- [Exercise data]
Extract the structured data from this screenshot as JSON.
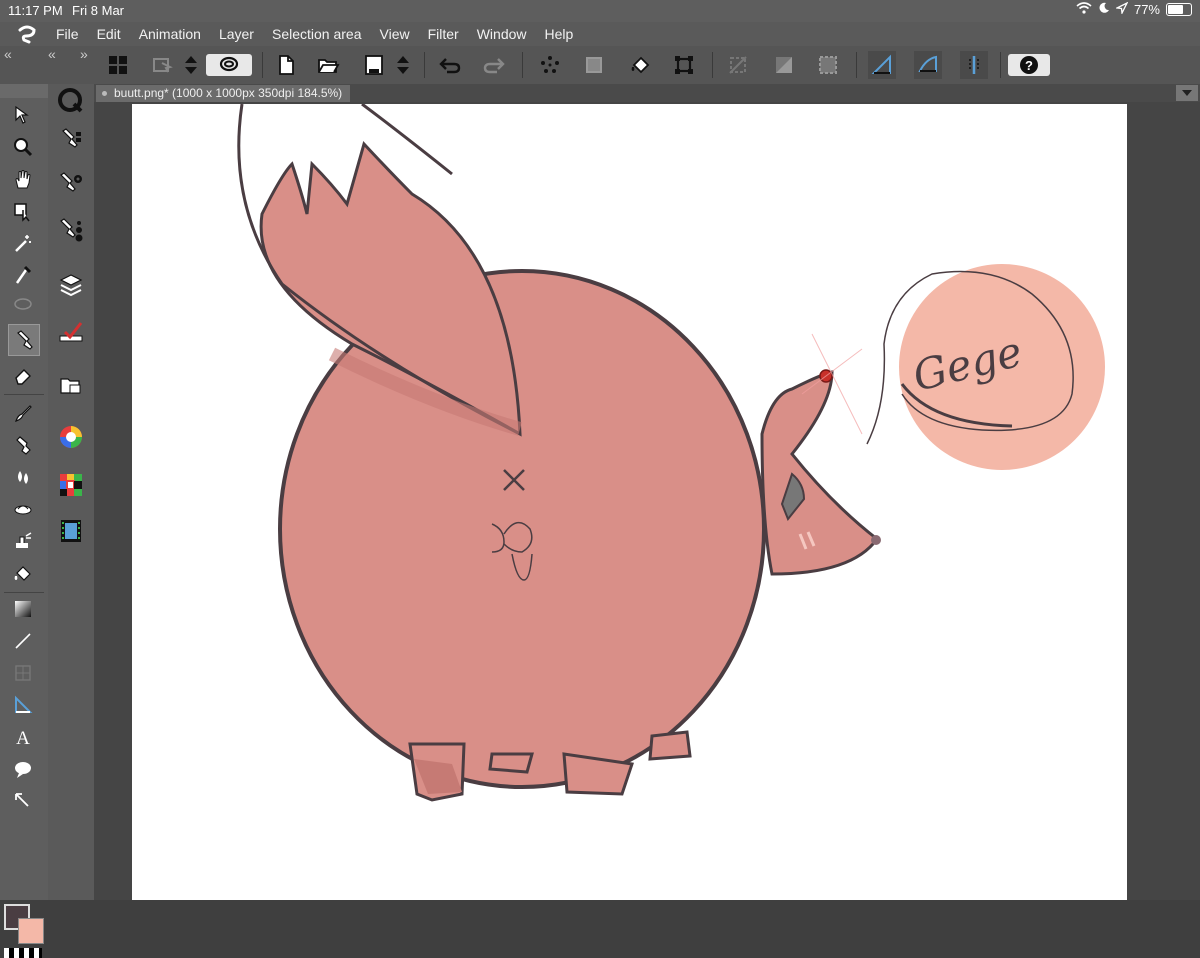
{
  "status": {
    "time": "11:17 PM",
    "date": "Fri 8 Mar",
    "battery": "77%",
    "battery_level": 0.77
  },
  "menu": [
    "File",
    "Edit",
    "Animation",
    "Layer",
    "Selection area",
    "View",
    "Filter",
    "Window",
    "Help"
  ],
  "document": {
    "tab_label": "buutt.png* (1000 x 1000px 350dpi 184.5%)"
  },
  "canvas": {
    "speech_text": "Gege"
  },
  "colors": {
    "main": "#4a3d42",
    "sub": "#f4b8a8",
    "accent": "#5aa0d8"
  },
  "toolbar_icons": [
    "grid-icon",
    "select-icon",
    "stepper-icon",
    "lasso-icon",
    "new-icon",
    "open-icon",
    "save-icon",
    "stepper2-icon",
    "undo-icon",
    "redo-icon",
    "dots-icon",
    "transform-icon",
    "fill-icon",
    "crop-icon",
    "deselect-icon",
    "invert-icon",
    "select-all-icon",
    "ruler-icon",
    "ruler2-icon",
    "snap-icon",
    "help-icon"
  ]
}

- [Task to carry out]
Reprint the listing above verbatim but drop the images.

- [Solved exercise]
Extract the structured data from this screenshot as JSON.
{
  "status": {
    "time": "11:17 PM",
    "date": "Fri 8 Mar",
    "battery": "77%",
    "battery_level": 0.77
  },
  "menu": [
    "File",
    "Edit",
    "Animation",
    "Layer",
    "Selection area",
    "View",
    "Filter",
    "Window",
    "Help"
  ],
  "document": {
    "tab_label": "buutt.png* (1000 x 1000px 350dpi 184.5%)"
  },
  "canvas": {
    "speech_text": "Gege"
  },
  "colors": {
    "main": "#4a3d42",
    "sub": "#f4b8a8",
    "accent": "#5aa0d8"
  },
  "toolbar_icons": [
    "grid-icon",
    "select-icon",
    "stepper-icon",
    "lasso-icon",
    "new-icon",
    "open-icon",
    "save-icon",
    "stepper2-icon",
    "undo-icon",
    "redo-icon",
    "dots-icon",
    "transform-icon",
    "fill-icon",
    "crop-icon",
    "deselect-icon",
    "invert-icon",
    "select-all-icon",
    "ruler-icon",
    "ruler2-icon",
    "snap-icon",
    "help-icon"
  ]
}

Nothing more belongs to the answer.